▸ Provided entries:
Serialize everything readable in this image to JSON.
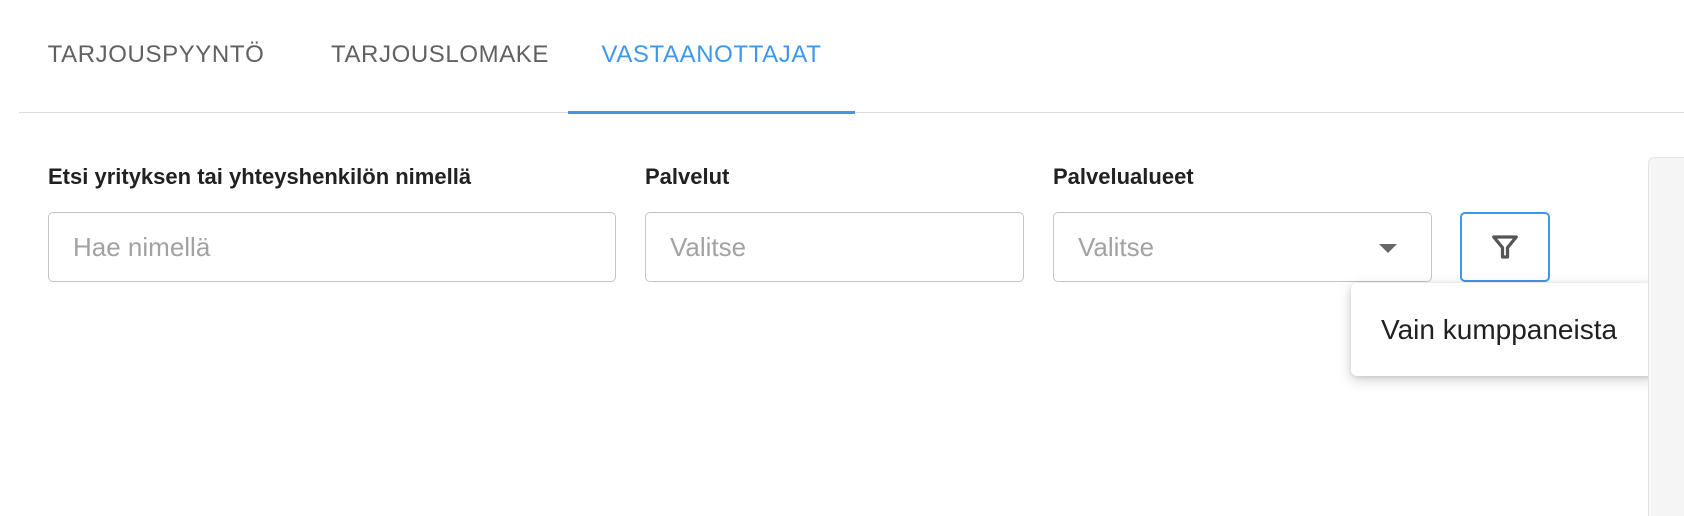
{
  "tabs": [
    {
      "label": "TARJOUSPYYNTÖ",
      "active": false
    },
    {
      "label": "TARJOUSLOMAKE",
      "active": false
    },
    {
      "label": "VASTAANOTTAJAT",
      "active": true
    }
  ],
  "filters": {
    "search": {
      "label": "Etsi yrityksen tai yhteyshenkilön nimellä",
      "placeholder": "Hae nimellä",
      "value": ""
    },
    "services": {
      "label": "Palvelut",
      "placeholder": "Valitse",
      "value": ""
    },
    "service_areas": {
      "label": "Palvelualueet",
      "placeholder": "Valitse",
      "value": ""
    },
    "filter_button_icon": "filter-icon"
  },
  "filter_menu": {
    "items": [
      {
        "label": "Vain kumppaneista"
      }
    ]
  },
  "colors": {
    "accent": "#3f97ea",
    "tab_inactive": "#616161",
    "border": "#c4c4c4",
    "placeholder": "#a2a2a2"
  }
}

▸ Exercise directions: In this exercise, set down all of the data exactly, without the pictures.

▸ Written solution:
Serialize everything readable in this image to JSON.
{
  "tabs": [
    {
      "label": "TARJOUSPYYNTÖ",
      "active": false
    },
    {
      "label": "TARJOUSLOMAKE",
      "active": false
    },
    {
      "label": "VASTAANOTTAJAT",
      "active": true
    }
  ],
  "filters": {
    "search": {
      "label": "Etsi yrityksen tai yhteyshenkilön nimellä",
      "placeholder": "Hae nimellä",
      "value": ""
    },
    "services": {
      "label": "Palvelut",
      "placeholder": "Valitse",
      "value": ""
    },
    "service_areas": {
      "label": "Palvelualueet",
      "placeholder": "Valitse",
      "value": ""
    },
    "filter_button_icon": "filter-icon"
  },
  "filter_menu": {
    "items": [
      {
        "label": "Vain kumppaneista"
      }
    ]
  },
  "colors": {
    "accent": "#3f97ea",
    "tab_inactive": "#616161",
    "border": "#c4c4c4",
    "placeholder": "#a2a2a2"
  }
}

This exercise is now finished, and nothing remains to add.